A mysterious space rock, first spotted in 2017, bewildered astronomers — was it an icy comet, a rocky asteroid, or something entirely new? As the object, called ‘Oumuamua, hurtles away from us, the mystery may be solved: it’s accelerating like a comet.
Researchers tracked the space rock’s trajectory on its way out of this solar system, using telescopes on the ground and the powerful Hubble Space Telescope to keep watch even as the interstellar visitor faded out of sight. They discovered that ‘Oumuamua’s speed couldn’t just be the result of gravity. It was accelerating — which could be explained by gas puffing out of the sun-warmed end of a comet, the team reports today in the journal Nature,
There’s debate over ‘Oumuamua’s identity because it’s not quite like anything we’ve seen before in our Solar System. Astronomers expected that the first space rock to visit us from outside our Solar System would be a ball of ice and rocks: a comet. After all, our planetary system flung icy objects into interstellar space when it was forming. Wouldn’t others, too? But there’s usually a cloud of dust and gas surrounding comets, and ‘Oumuamua didn’t appear to have one — which could mean it was made mostly out of rock and metal, like an asteroid.
In December, researchers led by Alan Fitzsimmons, an astronomer at Queen’s University Belfast, suggested ‘Oumuamua was indeed comet-like, it was just coated in a thick layer of carbon-rich grime that insulated the space rock’s icy heart. The rock’s exit from our neighborhood has settled most astronomers’ minds. It’s a comet, just an unusual one. “I love this paper because it shows I’m right. Of course I’m going to love this paper!” says Fitzsimmons, who wasn’t involved in today’s study. “The important thing about this paper — let’s be sensible for a moment — is that it’s a really careful analysis of how this object has moved through the solar system as we’ve been observing it.”

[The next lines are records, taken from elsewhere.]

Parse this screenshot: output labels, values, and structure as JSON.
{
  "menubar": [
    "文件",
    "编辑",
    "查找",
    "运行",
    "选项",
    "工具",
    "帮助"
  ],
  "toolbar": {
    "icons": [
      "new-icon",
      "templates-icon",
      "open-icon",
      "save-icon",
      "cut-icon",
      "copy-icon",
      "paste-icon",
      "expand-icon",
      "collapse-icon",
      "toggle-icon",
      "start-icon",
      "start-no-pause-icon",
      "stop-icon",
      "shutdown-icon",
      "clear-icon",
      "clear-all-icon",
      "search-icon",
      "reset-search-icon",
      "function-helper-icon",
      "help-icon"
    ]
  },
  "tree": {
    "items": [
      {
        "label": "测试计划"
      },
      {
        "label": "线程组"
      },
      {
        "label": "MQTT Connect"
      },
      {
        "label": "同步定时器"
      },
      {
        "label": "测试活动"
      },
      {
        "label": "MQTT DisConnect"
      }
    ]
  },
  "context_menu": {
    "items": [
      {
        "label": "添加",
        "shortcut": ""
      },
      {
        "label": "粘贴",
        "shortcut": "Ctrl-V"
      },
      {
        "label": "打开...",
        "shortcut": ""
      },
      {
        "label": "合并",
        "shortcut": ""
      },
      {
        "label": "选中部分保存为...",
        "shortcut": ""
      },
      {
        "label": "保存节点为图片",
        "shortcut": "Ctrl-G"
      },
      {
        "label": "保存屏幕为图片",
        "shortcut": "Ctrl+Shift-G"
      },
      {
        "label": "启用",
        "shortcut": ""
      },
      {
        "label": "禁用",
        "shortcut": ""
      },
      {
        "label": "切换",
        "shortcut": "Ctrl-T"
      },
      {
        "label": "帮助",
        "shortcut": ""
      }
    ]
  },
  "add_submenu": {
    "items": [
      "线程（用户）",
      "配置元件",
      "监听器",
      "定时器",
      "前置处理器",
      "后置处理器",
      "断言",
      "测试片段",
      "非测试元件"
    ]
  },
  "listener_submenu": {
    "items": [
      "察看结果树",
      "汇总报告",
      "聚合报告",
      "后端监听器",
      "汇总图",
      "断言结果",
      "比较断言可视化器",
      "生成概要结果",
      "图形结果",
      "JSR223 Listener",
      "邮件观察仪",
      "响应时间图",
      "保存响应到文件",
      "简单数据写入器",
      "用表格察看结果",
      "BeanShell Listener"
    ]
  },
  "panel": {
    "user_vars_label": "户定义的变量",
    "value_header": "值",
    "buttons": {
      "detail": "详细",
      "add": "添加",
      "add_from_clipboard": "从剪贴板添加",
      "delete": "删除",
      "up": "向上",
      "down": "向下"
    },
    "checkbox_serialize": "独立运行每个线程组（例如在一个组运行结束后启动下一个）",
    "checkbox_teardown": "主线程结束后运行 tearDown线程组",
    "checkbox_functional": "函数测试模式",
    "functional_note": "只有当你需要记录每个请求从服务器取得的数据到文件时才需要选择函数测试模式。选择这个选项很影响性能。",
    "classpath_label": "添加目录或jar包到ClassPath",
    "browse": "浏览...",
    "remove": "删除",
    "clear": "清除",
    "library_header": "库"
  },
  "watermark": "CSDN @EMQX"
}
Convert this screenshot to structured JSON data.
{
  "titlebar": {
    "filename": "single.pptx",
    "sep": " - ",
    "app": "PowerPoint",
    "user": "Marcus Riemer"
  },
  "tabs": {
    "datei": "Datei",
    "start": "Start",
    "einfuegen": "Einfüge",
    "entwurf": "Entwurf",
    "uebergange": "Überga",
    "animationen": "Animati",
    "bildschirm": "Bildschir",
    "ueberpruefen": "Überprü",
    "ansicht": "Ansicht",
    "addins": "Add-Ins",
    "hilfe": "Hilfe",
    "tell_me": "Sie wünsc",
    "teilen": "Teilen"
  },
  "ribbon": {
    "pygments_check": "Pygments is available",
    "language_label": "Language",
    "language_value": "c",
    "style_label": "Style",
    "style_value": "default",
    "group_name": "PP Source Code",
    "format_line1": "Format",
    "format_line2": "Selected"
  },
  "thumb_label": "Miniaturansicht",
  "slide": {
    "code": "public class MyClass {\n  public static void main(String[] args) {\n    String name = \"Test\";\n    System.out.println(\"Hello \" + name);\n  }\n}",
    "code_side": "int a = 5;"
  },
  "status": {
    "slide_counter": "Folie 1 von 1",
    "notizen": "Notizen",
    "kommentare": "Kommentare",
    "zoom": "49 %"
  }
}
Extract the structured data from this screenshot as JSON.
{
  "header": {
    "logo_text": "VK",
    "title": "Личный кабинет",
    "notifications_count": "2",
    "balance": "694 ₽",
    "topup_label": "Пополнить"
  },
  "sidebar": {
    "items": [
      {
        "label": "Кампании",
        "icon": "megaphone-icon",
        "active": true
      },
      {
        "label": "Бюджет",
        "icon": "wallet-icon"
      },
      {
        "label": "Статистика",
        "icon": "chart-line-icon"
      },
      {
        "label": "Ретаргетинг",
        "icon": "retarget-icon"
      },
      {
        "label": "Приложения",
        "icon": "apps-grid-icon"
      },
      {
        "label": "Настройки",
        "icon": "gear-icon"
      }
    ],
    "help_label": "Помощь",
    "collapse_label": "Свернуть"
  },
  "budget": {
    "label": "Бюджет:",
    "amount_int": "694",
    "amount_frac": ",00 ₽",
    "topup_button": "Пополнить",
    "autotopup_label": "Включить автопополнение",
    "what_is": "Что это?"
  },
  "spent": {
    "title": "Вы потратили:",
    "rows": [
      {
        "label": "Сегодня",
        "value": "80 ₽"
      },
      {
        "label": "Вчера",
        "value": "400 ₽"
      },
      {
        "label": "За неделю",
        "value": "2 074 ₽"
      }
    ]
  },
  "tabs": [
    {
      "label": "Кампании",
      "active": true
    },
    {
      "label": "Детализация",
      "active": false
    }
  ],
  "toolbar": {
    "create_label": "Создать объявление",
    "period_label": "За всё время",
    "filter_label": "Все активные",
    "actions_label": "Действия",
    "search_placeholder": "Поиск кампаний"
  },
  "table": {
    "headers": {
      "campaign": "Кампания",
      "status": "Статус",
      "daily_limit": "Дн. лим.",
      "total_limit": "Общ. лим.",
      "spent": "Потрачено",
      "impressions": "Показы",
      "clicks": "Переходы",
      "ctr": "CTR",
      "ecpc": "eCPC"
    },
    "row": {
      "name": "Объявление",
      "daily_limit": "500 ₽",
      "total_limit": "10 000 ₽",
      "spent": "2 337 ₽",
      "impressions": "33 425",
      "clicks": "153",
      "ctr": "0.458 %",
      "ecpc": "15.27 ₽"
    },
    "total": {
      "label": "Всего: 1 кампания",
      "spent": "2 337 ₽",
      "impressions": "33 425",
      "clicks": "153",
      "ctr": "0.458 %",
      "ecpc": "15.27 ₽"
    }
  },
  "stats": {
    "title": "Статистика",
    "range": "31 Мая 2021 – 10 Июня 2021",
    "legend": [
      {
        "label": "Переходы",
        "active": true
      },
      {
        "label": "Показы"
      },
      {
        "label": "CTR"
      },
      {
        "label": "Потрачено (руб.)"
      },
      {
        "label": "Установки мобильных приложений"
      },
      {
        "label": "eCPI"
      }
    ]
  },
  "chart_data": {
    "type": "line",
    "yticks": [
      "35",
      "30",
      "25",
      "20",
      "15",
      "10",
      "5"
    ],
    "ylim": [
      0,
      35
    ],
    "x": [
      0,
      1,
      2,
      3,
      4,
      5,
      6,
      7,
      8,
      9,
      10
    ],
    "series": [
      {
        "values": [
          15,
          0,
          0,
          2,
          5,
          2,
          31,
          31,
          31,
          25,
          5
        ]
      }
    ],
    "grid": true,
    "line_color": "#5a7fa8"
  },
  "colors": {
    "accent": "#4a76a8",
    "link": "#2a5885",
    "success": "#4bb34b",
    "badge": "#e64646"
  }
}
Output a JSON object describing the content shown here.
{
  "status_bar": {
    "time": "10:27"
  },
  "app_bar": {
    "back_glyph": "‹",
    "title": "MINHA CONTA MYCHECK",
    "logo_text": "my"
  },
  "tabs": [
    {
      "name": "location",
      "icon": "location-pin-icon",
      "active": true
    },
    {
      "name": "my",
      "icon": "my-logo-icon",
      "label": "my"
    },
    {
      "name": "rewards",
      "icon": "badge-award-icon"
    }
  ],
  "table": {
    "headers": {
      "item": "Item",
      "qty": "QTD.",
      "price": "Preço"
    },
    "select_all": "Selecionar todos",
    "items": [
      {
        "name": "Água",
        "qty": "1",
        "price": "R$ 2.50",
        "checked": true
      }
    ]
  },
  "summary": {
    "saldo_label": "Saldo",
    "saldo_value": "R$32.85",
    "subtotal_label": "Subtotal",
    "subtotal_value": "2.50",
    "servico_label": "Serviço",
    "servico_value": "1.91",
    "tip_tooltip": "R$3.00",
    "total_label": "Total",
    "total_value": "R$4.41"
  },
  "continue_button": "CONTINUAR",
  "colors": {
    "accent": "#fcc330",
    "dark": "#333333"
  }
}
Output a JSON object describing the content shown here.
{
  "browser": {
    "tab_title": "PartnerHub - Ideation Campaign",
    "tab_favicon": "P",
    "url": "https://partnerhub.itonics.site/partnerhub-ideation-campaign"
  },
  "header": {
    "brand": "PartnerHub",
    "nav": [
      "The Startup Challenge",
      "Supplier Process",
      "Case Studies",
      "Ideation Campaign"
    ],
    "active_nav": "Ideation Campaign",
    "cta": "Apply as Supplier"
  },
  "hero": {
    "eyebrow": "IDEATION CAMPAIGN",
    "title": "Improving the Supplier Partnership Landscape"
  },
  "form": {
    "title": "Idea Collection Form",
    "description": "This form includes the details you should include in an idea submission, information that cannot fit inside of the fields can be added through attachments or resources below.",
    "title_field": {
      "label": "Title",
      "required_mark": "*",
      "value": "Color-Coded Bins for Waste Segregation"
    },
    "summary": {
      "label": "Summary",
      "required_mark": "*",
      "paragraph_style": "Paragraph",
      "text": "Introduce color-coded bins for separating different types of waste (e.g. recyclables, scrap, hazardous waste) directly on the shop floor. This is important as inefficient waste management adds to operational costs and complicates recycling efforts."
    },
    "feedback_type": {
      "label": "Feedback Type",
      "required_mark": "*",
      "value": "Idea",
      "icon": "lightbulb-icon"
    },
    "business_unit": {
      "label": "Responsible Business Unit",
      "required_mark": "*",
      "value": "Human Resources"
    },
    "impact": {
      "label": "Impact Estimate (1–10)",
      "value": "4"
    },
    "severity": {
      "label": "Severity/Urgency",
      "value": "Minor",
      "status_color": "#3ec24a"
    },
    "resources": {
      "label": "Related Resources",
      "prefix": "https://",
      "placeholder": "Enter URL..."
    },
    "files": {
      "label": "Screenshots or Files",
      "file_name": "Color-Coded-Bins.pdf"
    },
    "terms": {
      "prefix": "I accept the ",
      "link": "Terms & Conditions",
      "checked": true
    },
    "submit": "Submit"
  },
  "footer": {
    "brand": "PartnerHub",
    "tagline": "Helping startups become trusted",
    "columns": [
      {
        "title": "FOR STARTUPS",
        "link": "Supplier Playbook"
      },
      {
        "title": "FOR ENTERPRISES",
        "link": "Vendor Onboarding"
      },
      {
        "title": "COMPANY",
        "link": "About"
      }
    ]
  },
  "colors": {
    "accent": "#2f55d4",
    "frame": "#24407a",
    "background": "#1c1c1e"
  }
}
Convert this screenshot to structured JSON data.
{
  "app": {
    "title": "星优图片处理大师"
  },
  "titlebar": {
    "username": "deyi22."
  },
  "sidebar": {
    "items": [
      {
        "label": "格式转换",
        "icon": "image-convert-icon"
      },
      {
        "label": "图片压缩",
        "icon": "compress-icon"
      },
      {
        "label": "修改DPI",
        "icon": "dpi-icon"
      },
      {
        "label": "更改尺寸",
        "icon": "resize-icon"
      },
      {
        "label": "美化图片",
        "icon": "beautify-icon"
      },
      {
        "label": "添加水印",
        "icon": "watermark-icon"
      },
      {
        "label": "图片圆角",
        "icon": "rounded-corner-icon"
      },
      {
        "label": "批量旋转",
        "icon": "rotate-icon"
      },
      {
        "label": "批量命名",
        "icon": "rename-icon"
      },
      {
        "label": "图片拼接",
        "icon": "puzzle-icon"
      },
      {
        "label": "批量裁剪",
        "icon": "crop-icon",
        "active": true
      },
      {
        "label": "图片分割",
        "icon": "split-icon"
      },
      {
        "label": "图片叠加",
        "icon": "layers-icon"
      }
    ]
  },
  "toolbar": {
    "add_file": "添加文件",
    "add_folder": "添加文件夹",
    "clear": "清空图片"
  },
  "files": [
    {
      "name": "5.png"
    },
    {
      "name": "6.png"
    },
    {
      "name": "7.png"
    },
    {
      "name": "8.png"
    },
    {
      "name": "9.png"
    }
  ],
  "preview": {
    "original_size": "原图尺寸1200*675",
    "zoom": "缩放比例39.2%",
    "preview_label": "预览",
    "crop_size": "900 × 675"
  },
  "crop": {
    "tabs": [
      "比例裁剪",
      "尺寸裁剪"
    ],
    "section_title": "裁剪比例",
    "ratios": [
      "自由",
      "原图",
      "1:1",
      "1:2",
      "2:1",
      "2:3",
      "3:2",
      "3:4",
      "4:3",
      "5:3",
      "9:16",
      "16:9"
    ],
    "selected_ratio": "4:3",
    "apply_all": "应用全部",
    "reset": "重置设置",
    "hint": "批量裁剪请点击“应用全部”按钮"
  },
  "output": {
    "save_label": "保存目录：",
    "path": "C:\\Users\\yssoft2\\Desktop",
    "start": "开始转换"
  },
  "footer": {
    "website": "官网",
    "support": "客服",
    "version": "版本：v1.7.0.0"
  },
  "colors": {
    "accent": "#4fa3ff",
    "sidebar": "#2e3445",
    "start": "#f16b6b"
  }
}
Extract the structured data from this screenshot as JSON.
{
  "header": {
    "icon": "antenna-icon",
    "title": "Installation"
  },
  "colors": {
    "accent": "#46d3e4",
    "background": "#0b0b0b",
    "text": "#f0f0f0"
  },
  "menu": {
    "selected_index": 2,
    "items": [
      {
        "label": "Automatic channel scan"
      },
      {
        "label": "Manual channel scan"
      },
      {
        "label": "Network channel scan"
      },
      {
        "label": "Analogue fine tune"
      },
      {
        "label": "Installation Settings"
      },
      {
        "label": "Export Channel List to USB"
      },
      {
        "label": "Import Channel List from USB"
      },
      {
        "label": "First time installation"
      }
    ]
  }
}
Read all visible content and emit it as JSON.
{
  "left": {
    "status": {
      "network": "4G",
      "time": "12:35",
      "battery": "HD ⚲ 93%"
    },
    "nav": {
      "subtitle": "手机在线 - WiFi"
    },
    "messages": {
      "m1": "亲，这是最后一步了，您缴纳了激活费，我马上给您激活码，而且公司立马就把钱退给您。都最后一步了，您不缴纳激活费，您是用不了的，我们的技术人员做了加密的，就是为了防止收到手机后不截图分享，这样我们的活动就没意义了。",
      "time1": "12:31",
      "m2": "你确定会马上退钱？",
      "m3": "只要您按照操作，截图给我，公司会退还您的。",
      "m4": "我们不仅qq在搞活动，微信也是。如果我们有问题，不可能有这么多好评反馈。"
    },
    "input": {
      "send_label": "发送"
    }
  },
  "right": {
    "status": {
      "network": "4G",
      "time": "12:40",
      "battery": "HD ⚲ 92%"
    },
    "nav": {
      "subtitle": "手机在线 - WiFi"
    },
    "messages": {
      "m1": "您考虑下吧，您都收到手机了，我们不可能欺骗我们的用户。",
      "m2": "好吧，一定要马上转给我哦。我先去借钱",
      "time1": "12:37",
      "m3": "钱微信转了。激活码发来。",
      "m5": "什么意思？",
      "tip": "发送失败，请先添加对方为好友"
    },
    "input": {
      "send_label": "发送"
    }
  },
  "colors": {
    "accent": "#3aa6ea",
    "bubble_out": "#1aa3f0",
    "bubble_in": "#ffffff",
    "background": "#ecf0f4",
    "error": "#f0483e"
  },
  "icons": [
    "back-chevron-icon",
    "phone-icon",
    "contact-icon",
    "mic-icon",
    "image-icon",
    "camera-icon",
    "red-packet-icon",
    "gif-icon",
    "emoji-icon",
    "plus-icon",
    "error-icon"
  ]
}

As the space rock careened away from the Sun — and us — a research team led by Marco Micheli, an astronomer at the European Space Agency center that studies near-Earth Objects, tracked it. They discovered that ‘Oumuamua was accelerating, and interactions with gravity from the Moon, the Sun, and nearby planets weren’t enough to explain it. “There was something else that was pushing ‘Oumuamua out from the sun, so it was moving faster than it should be just due to gravity alone,” Fitzsimmons says.
That’s exactly what you’d see with a comet. As the sun warms up a comet, its ice thaws to gas — just like dry ice does here on Earth. “So it’s this gas coming off of the comet that gives it a push,” says Karen Meech, an astronomer at the University of Hawaii and an author on today’s study. “That acts like little rocket thrusters.” That could explain ‘Oumuamua’s accelerations — although to be certain, the team explored other possibilities, too. Maybe the force of the sun’s radiation was giving the space rock an extra nudge. Or, maybe, the comet was magnetized, and was getting a push from the solar wind’s magnetic field.
But the best explanation was that ‘Oumuamua was a comet — sure, a weird one, but a comet. So why didn’t the researchers see that characteristic cloud of dust and gas around ‘Oumuamua? The dust could have been stripped from the comet as it flew through space, or maybe astronomers just missed it. And gas is actually hard to detect, Meech says. “You need a bright comet, or a really big telescope. And this was a very faint comet. So people tried, but the data were very noisy.”
It’s also possible that astronomers were looking for the wrong gases. One gas that researchers would expect to see rising off of ‘Oumuama was cyanide, Meech says. “It emits light very strongly in blue colors, and no one saw it. If the chemistry was the same, we should have seen some,” Meech says. That means the space rock’s chemical makeup could be different from comets that originate closer to home — which is why this interstellar visit is so exciting, Meech says. “It gives us a glimpse of the process of building planets elsewhere,” she says.
Of course, the real proof would come from sending a spacecraft to get an up-close look at ‘Oumuamua’s surface, but that’s unlikely to happen. The space rock is too far away, and traveling too quickly. So Meech’s focus is shifting to the next one: “If, in the future, you could have a spacecraft ready and waiting to go, then that would be a much easier mission.”
Fitzsimmons, too, is looking forward to the discoveries that might fly into our Solar System with the next interstellar visitor. “How cool is that — we’ve been talking in recent years about trying to design a spaceship that might get to a nearby star,” he says. “Stars are actually sending us material from their own planetary systems. And to be able to study that in any kind of detail is a truly magnificent endeavor.”